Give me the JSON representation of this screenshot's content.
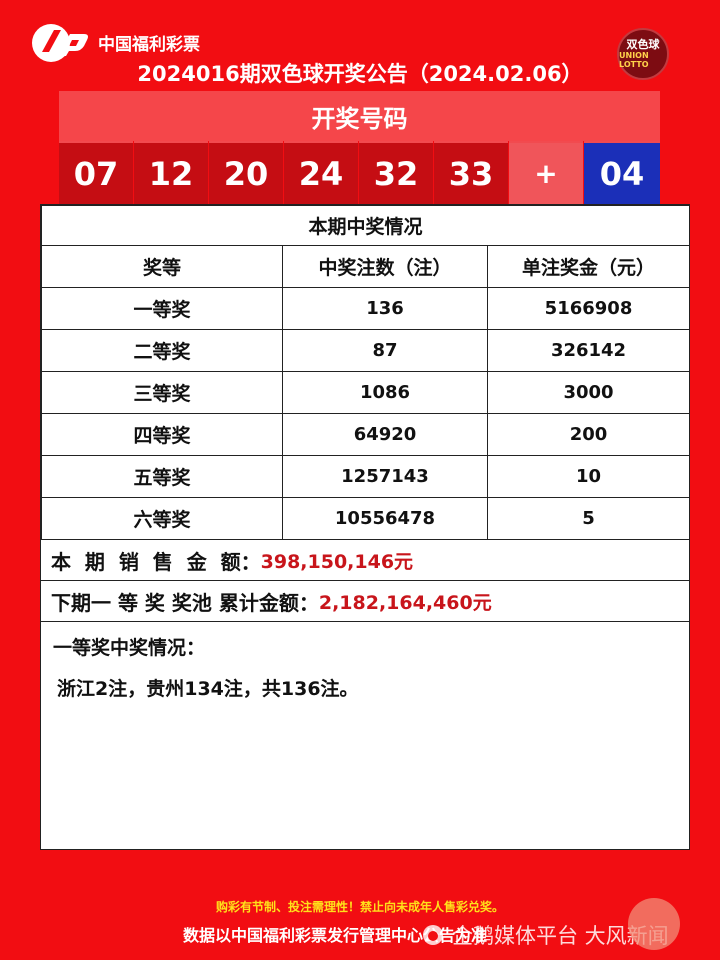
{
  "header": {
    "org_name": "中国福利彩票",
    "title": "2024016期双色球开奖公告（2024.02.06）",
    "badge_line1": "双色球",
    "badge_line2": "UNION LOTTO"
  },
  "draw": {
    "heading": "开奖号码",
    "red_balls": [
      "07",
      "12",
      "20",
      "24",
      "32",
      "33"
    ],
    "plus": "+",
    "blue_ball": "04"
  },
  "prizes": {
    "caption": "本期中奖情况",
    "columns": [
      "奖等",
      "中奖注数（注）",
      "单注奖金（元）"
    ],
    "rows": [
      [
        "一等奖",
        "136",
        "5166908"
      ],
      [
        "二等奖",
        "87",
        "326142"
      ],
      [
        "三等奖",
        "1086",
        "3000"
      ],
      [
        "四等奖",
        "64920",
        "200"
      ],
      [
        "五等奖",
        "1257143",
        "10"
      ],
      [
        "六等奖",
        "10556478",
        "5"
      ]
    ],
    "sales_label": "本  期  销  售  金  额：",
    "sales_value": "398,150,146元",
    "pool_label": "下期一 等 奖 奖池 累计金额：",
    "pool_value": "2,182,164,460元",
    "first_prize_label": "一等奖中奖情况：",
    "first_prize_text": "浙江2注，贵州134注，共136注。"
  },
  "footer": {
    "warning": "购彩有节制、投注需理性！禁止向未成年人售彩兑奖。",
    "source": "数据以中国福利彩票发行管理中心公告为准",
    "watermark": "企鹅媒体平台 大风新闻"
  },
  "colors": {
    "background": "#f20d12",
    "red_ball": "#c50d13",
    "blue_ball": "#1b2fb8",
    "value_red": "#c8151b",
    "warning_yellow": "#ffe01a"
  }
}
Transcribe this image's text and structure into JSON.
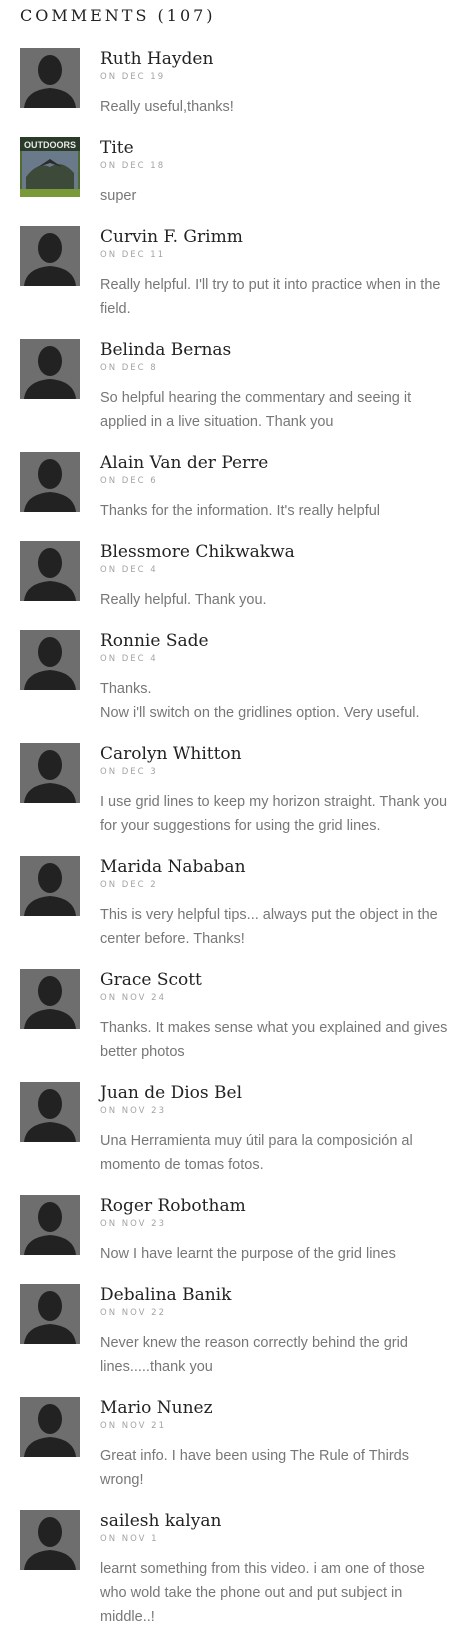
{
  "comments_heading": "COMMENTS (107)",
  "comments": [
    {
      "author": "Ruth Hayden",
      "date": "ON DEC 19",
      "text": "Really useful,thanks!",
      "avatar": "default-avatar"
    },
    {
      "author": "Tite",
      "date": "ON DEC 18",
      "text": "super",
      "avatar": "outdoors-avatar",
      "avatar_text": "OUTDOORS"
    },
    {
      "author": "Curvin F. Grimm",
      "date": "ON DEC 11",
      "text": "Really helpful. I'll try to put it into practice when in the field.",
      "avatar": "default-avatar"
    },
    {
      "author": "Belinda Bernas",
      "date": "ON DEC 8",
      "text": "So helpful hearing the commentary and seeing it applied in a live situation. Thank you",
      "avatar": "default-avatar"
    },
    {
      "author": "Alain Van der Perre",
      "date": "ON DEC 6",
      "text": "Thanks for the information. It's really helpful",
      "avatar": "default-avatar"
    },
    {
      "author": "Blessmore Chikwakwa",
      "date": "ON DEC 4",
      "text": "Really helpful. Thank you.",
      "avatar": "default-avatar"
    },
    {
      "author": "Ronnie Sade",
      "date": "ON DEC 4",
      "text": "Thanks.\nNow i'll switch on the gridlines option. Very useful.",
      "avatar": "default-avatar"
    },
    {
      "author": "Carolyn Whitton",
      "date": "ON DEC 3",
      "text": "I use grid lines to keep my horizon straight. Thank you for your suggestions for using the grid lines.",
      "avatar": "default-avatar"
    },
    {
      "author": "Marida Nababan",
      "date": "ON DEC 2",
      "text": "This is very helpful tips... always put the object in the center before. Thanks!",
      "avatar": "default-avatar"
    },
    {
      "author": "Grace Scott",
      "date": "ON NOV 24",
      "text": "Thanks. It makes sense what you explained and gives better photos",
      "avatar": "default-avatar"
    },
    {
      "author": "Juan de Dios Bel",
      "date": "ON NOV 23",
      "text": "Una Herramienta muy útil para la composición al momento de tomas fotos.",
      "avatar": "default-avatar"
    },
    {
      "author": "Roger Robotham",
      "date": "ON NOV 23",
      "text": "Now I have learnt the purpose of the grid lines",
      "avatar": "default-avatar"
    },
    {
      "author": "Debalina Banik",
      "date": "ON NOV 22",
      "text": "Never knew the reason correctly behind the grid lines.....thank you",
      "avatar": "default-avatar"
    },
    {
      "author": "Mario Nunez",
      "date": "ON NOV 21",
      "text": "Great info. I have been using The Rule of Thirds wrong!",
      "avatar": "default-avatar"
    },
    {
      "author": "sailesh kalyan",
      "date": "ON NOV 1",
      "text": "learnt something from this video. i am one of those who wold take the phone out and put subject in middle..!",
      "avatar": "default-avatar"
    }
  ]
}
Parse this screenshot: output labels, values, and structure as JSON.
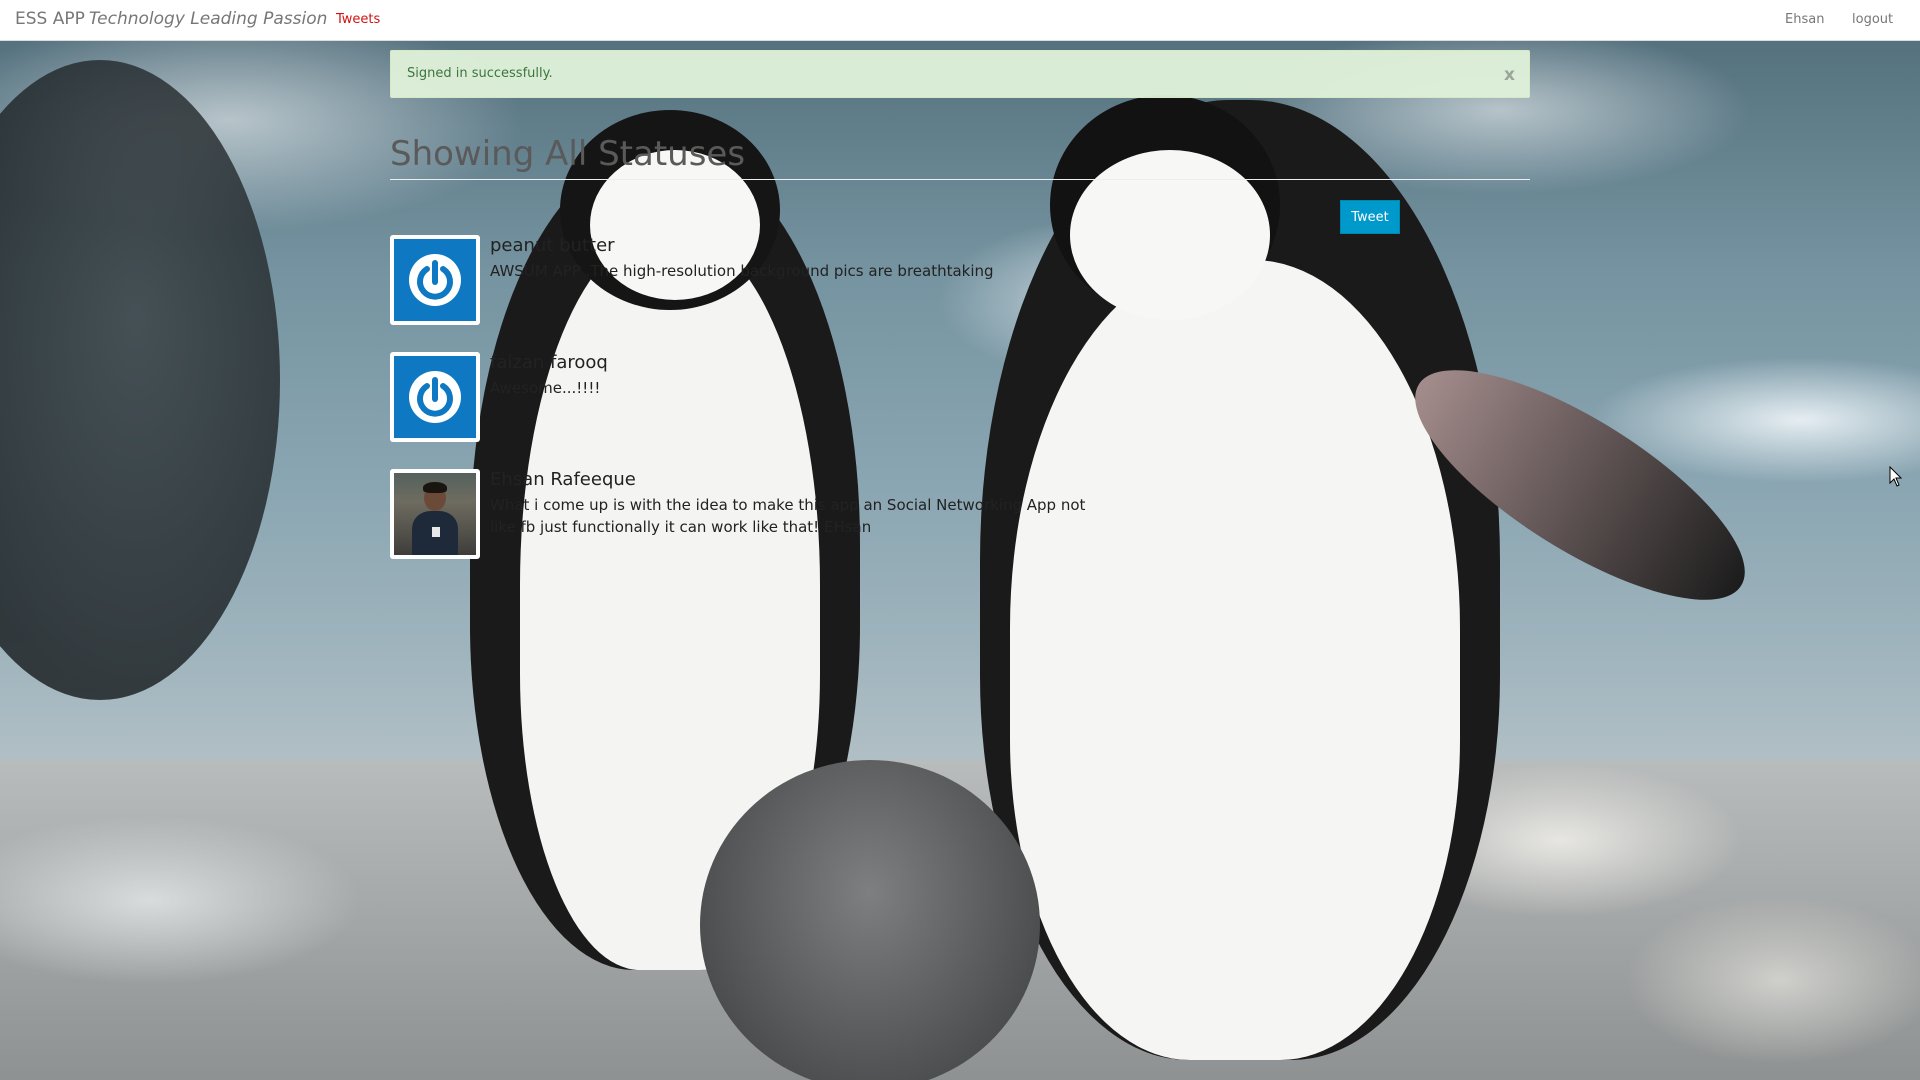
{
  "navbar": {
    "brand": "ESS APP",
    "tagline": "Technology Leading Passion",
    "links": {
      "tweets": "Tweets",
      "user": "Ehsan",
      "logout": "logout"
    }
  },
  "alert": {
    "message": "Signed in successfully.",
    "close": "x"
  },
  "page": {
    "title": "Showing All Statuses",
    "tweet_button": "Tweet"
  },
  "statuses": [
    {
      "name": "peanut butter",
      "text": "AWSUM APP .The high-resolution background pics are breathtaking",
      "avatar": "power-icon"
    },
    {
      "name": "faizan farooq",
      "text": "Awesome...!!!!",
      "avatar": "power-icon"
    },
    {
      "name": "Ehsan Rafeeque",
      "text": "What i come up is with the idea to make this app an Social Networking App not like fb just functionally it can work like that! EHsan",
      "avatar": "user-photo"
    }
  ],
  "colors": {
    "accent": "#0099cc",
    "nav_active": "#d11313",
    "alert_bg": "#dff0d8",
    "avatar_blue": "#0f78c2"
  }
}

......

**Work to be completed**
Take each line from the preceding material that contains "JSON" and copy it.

**Response area**
Give me the JSON representation of this screenshot's content.
Transcribe this image's text and structure into JSON.
Parse this screenshot: output labels, values, and structure as JSON.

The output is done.